* **The records**
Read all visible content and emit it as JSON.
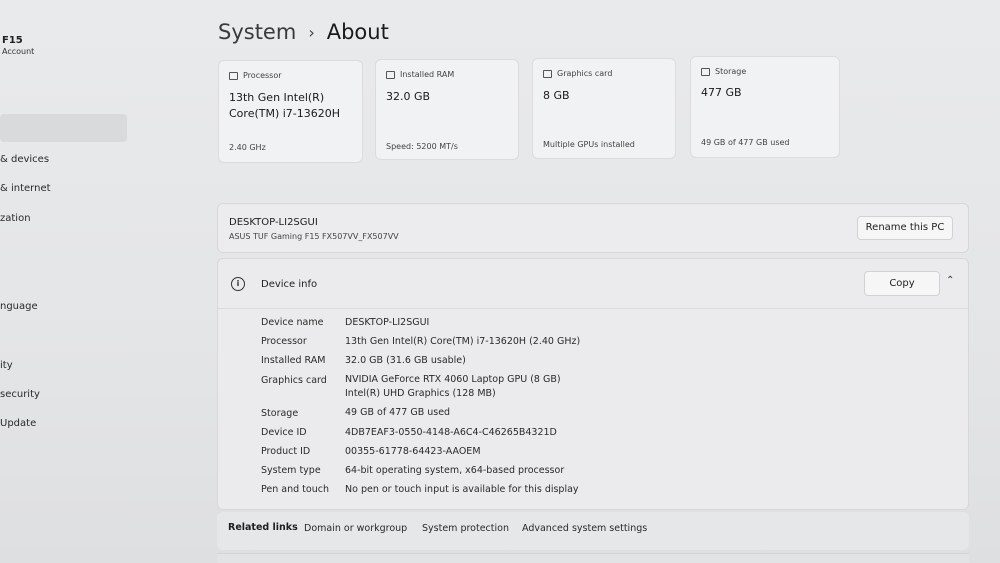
{
  "sidebar": {
    "user_name": "F15",
    "user_sub": "Account",
    "items": [
      {
        "label": "& devices"
      },
      {
        "label": "& internet"
      },
      {
        "label": "zation"
      },
      {
        "label": "nguage"
      },
      {
        "label": "ity"
      },
      {
        "label": "security"
      },
      {
        "label": "Update"
      }
    ]
  },
  "header": {
    "parent": "System",
    "separator": "›",
    "current": "About"
  },
  "cards": [
    {
      "label": "Processor",
      "icon": "cpu-icon",
      "value": "13th Gen Intel(R) Core(TM) i7-13620H",
      "sub": "2.40 GHz"
    },
    {
      "label": "Installed RAM",
      "icon": "ram-icon",
      "value": "32.0 GB",
      "sub": "Speed: 5200 MT/s"
    },
    {
      "label": "Graphics card",
      "icon": "gpu-icon",
      "value": "8 GB",
      "sub": "Multiple GPUs installed"
    },
    {
      "label": "Storage",
      "icon": "storage-icon",
      "value": "477 GB",
      "sub": "49 GB of 477 GB used"
    }
  ],
  "device": {
    "name": "DESKTOP-LI2SGUI",
    "model": "ASUS TUF Gaming F15 FX507VV_FX507VV",
    "rename_label": "Rename this PC"
  },
  "device_info": {
    "title": "Device info",
    "copy_label": "Copy",
    "specs": [
      {
        "label": "Device name",
        "value": "DESKTOP-LI2SGUI"
      },
      {
        "label": "Processor",
        "value": "13th Gen Intel(R) Core(TM) i7-13620H (2.40 GHz)"
      },
      {
        "label": "Installed RAM",
        "value": "32.0 GB (31.6 GB usable)"
      },
      {
        "label": "Graphics card",
        "value": "NVIDIA GeForce RTX 4060 Laptop GPU (8 GB)",
        "value2": "Intel(R) UHD Graphics (128 MB)"
      },
      {
        "label": "Storage",
        "value": "49 GB of 477 GB used"
      },
      {
        "label": "Device ID",
        "value": "4DB7EAF3-0550-4148-A6C4-C46265B4321D"
      },
      {
        "label": "Product ID",
        "value": "00355-61778-64423-AAOEM"
      },
      {
        "label": "System type",
        "value": "64-bit operating system, x64-based processor"
      },
      {
        "label": "Pen and touch",
        "value": "No pen or touch input is available for this display"
      }
    ]
  },
  "related": {
    "title": "Related links",
    "links": [
      "Domain or workgroup",
      "System protection",
      "Advanced system settings"
    ]
  }
}
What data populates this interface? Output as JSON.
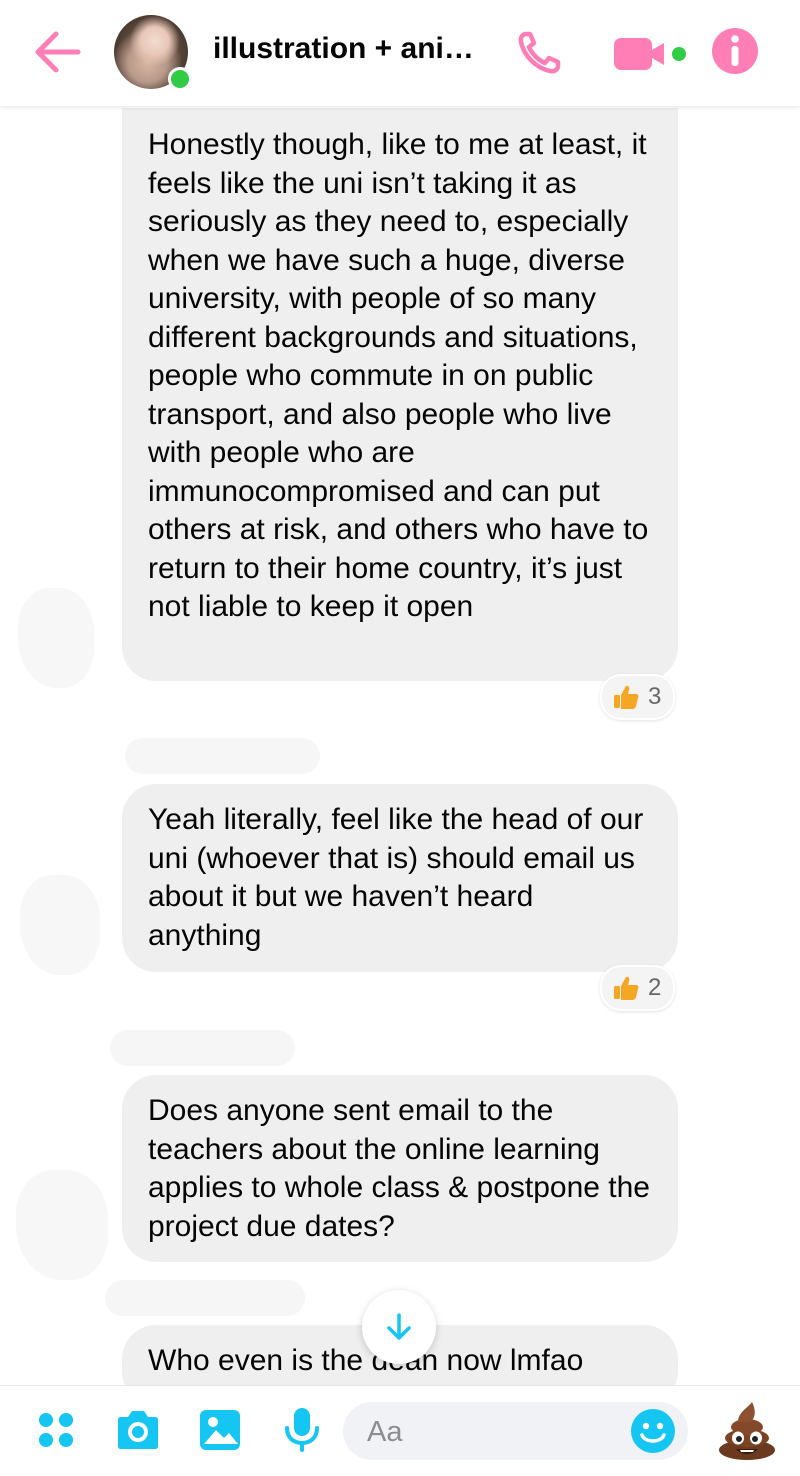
{
  "header": {
    "title": "illustration + ani…",
    "icons": {
      "back": "arrow-left-icon",
      "call": "phone-icon",
      "video": "video-camera-icon",
      "info": "info-icon"
    },
    "accent_color": "#ff7eb6",
    "online_color": "#31cc46"
  },
  "messages": [
    {
      "text": "Honestly though, like to me at least, it feels like the uni isn’t taking it as seriously as they need to, especially when we have such a huge, diverse university, with people of so many different backgrounds and situations, people who commute in on public transport, and also people who live with people who are immunocompromised and can put others at risk, and others who have to return to their home country, it’s just not liable to keep it open",
      "reaction_count": "3"
    },
    {
      "text": "Yeah literally, feel like the head of our uni (whoever that is) should email us about it but we haven’t heard anything",
      "reaction_count": "2"
    },
    {
      "text": "Does anyone sent email to the teachers about the online learning applies to whole class & postpone the project due dates?"
    },
    {
      "text": "Who even is the dean now lmfao"
    }
  ],
  "composer": {
    "placeholder": "Aa",
    "accent_color": "#15c5f2",
    "icons": [
      "apps-icon",
      "camera-icon",
      "image-icon",
      "microphone-icon",
      "emoji-icon",
      "poop-emoji-icon"
    ]
  }
}
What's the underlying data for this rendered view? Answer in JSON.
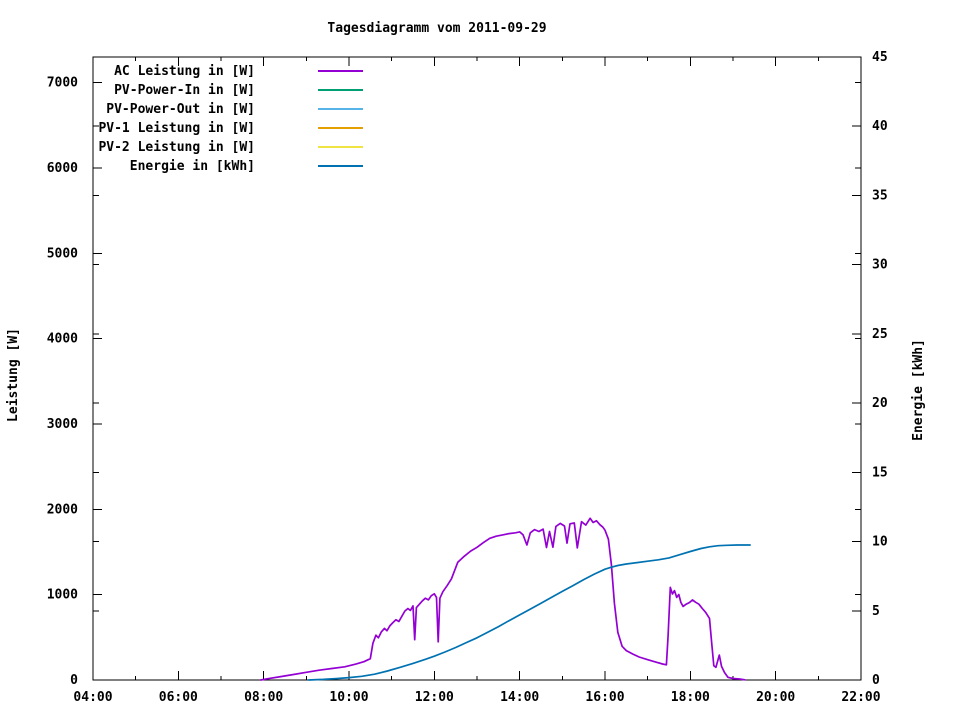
{
  "title": "Tagesdiagramm vom 2011-09-29",
  "colors": {
    "background": "#ffffff",
    "axis": "#000000",
    "ac_leistung": "#9400d3",
    "pv_power_in": "#009e73",
    "pv_power_out": "#56b4e9",
    "pv1_leistung": "#e69f00",
    "pv2_leistung": "#f0e442",
    "energie": "#0072b2"
  },
  "axes": {
    "left": {
      "label": "Leistung [W]",
      "tick_values": [
        0,
        1000,
        2000,
        3000,
        4000,
        5000,
        6000,
        7000
      ],
      "range": [
        0,
        7300
      ]
    },
    "right": {
      "label": "Energie [kWh]",
      "tick_values": [
        0,
        5,
        10,
        15,
        20,
        25,
        30,
        35,
        40,
        45
      ],
      "range": [
        0,
        45
      ]
    },
    "x": {
      "labels": [
        "04:00",
        "06:00",
        "08:00",
        "10:00",
        "12:00",
        "14:00",
        "16:00",
        "18:00",
        "20:00",
        "22:00"
      ],
      "range_hours": [
        4,
        22
      ],
      "major_step_hours": 2,
      "minor_step_hours": 1
    }
  },
  "legend": {
    "position": "top-left-inside",
    "items": [
      {
        "label": "AC Leistung in [W]",
        "color": "#9400d3"
      },
      {
        "label": "PV-Power-In in [W]",
        "color": "#009e73"
      },
      {
        "label": "PV-Power-Out in [W]",
        "color": "#56b4e9"
      },
      {
        "label": "PV-1 Leistung in [W]",
        "color": "#e69f00"
      },
      {
        "label": "PV-2 Leistung in [W]",
        "color": "#f0e442"
      },
      {
        "label": "Energie in [kWh]",
        "color": "#0072b2"
      }
    ]
  },
  "chart_data": {
    "type": "line",
    "title": "Tagesdiagramm vom 2011-09-29",
    "grid": false,
    "legend_position": "top-left-inside",
    "x_axis": {
      "unit": "time of day (hours)",
      "range_hours": [
        4,
        22
      ],
      "tick_labels": [
        "04:00",
        "06:00",
        "08:00",
        "10:00",
        "12:00",
        "14:00",
        "16:00",
        "18:00",
        "20:00",
        "22:00"
      ],
      "minor_tick_hours": 1
    },
    "y_axis_left": {
      "label": "Leistung [W]",
      "range": [
        0,
        7300
      ],
      "ticks": [
        0,
        1000,
        2000,
        3000,
        4000,
        5000,
        6000,
        7000
      ]
    },
    "y_axis_right": {
      "label": "Energie [kWh]",
      "range": [
        0,
        45
      ],
      "ticks": [
        0,
        5,
        10,
        15,
        20,
        25,
        30,
        35,
        40,
        45
      ]
    },
    "series": [
      {
        "name": "AC Leistung in [W]",
        "axis": "left",
        "color": "#9400d3",
        "points": [
          [
            7.93,
            0
          ],
          [
            8.1,
            15
          ],
          [
            8.4,
            40
          ],
          [
            8.7,
            65
          ],
          [
            9.0,
            90
          ],
          [
            9.3,
            115
          ],
          [
            9.6,
            135
          ],
          [
            9.9,
            155
          ],
          [
            10.15,
            185
          ],
          [
            10.35,
            215
          ],
          [
            10.5,
            250
          ],
          [
            10.56,
            430
          ],
          [
            10.63,
            525
          ],
          [
            10.69,
            495
          ],
          [
            10.76,
            565
          ],
          [
            10.83,
            605
          ],
          [
            10.89,
            578
          ],
          [
            10.96,
            638
          ],
          [
            11.03,
            672
          ],
          [
            11.1,
            705
          ],
          [
            11.17,
            685
          ],
          [
            11.24,
            748
          ],
          [
            11.31,
            808
          ],
          [
            11.38,
            838
          ],
          [
            11.44,
            815
          ],
          [
            11.5,
            868
          ],
          [
            11.54,
            472
          ],
          [
            11.58,
            848
          ],
          [
            11.65,
            888
          ],
          [
            11.72,
            928
          ],
          [
            11.79,
            958
          ],
          [
            11.86,
            938
          ],
          [
            11.93,
            988
          ],
          [
            12.0,
            1010
          ],
          [
            12.05,
            968
          ],
          [
            12.09,
            448
          ],
          [
            12.13,
            958
          ],
          [
            12.2,
            1035
          ],
          [
            12.3,
            1105
          ],
          [
            12.4,
            1185
          ],
          [
            12.55,
            1380
          ],
          [
            12.7,
            1450
          ],
          [
            12.85,
            1510
          ],
          [
            13.0,
            1555
          ],
          [
            13.15,
            1610
          ],
          [
            13.3,
            1660
          ],
          [
            13.45,
            1685
          ],
          [
            13.6,
            1700
          ],
          [
            13.75,
            1715
          ],
          [
            13.9,
            1725
          ],
          [
            14.0,
            1735
          ],
          [
            14.08,
            1700
          ],
          [
            14.17,
            1582
          ],
          [
            14.25,
            1725
          ],
          [
            14.35,
            1762
          ],
          [
            14.45,
            1740
          ],
          [
            14.55,
            1768
          ],
          [
            14.63,
            1552
          ],
          [
            14.7,
            1740
          ],
          [
            14.78,
            1556
          ],
          [
            14.85,
            1800
          ],
          [
            14.95,
            1835
          ],
          [
            15.05,
            1805
          ],
          [
            15.11,
            1604
          ],
          [
            15.18,
            1830
          ],
          [
            15.28,
            1840
          ],
          [
            15.35,
            1548
          ],
          [
            15.45,
            1855
          ],
          [
            15.55,
            1815
          ],
          [
            15.65,
            1895
          ],
          [
            15.72,
            1845
          ],
          [
            15.8,
            1865
          ],
          [
            15.88,
            1820
          ],
          [
            15.95,
            1790
          ],
          [
            16.0,
            1755
          ],
          [
            16.08,
            1650
          ],
          [
            16.15,
            1350
          ],
          [
            16.22,
            900
          ],
          [
            16.3,
            560
          ],
          [
            16.4,
            395
          ],
          [
            16.5,
            345
          ],
          [
            16.65,
            305
          ],
          [
            16.8,
            270
          ],
          [
            17.0,
            238
          ],
          [
            17.2,
            208
          ],
          [
            17.35,
            188
          ],
          [
            17.44,
            178
          ],
          [
            17.48,
            520
          ],
          [
            17.53,
            1085
          ],
          [
            17.58,
            1008
          ],
          [
            17.63,
            1048
          ],
          [
            17.68,
            968
          ],
          [
            17.73,
            1002
          ],
          [
            17.78,
            908
          ],
          [
            17.83,
            862
          ],
          [
            17.9,
            888
          ],
          [
            17.98,
            908
          ],
          [
            18.05,
            938
          ],
          [
            18.12,
            912
          ],
          [
            18.2,
            888
          ],
          [
            18.28,
            838
          ],
          [
            18.36,
            792
          ],
          [
            18.45,
            722
          ],
          [
            18.5,
            432
          ],
          [
            18.55,
            168
          ],
          [
            18.6,
            148
          ],
          [
            18.68,
            292
          ],
          [
            18.73,
            162
          ],
          [
            18.8,
            88
          ],
          [
            18.88,
            32
          ],
          [
            19.0,
            18
          ],
          [
            19.15,
            12
          ],
          [
            19.28,
            2
          ]
        ]
      },
      {
        "name": "PV-Power-In in [W]",
        "axis": "left",
        "color": "#009e73",
        "points": []
      },
      {
        "name": "PV-Power-Out in [W]",
        "axis": "left",
        "color": "#56b4e9",
        "points": []
      },
      {
        "name": "PV-1 Leistung in [W]",
        "axis": "left",
        "color": "#e69f00",
        "points": []
      },
      {
        "name": "PV-2 Leistung in [W]",
        "axis": "left",
        "color": "#f0e442",
        "points": []
      },
      {
        "name": "Energie in [kWh]",
        "axis": "right",
        "color": "#0072b2",
        "points": [
          [
            9.05,
            0
          ],
          [
            9.4,
            0.04
          ],
          [
            9.7,
            0.1
          ],
          [
            10.0,
            0.17
          ],
          [
            10.3,
            0.27
          ],
          [
            10.6,
            0.42
          ],
          [
            10.9,
            0.65
          ],
          [
            11.2,
            0.92
          ],
          [
            11.5,
            1.2
          ],
          [
            11.8,
            1.5
          ],
          [
            12.0,
            1.72
          ],
          [
            12.25,
            2.02
          ],
          [
            12.5,
            2.35
          ],
          [
            12.75,
            2.7
          ],
          [
            13.0,
            3.05
          ],
          [
            13.25,
            3.45
          ],
          [
            13.5,
            3.85
          ],
          [
            13.75,
            4.28
          ],
          [
            14.0,
            4.7
          ],
          [
            14.25,
            5.12
          ],
          [
            14.5,
            5.55
          ],
          [
            14.75,
            5.98
          ],
          [
            15.0,
            6.4
          ],
          [
            15.25,
            6.82
          ],
          [
            15.5,
            7.25
          ],
          [
            15.75,
            7.65
          ],
          [
            16.0,
            8.0
          ],
          [
            16.15,
            8.15
          ],
          [
            16.3,
            8.27
          ],
          [
            16.5,
            8.38
          ],
          [
            16.75,
            8.48
          ],
          [
            17.0,
            8.58
          ],
          [
            17.25,
            8.68
          ],
          [
            17.5,
            8.82
          ],
          [
            17.75,
            9.05
          ],
          [
            18.0,
            9.28
          ],
          [
            18.25,
            9.5
          ],
          [
            18.45,
            9.62
          ],
          [
            18.65,
            9.7
          ],
          [
            18.85,
            9.73
          ],
          [
            19.1,
            9.75
          ],
          [
            19.4,
            9.75
          ]
        ]
      }
    ]
  }
}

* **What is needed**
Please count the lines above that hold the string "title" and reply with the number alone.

* **Solution for this task**
5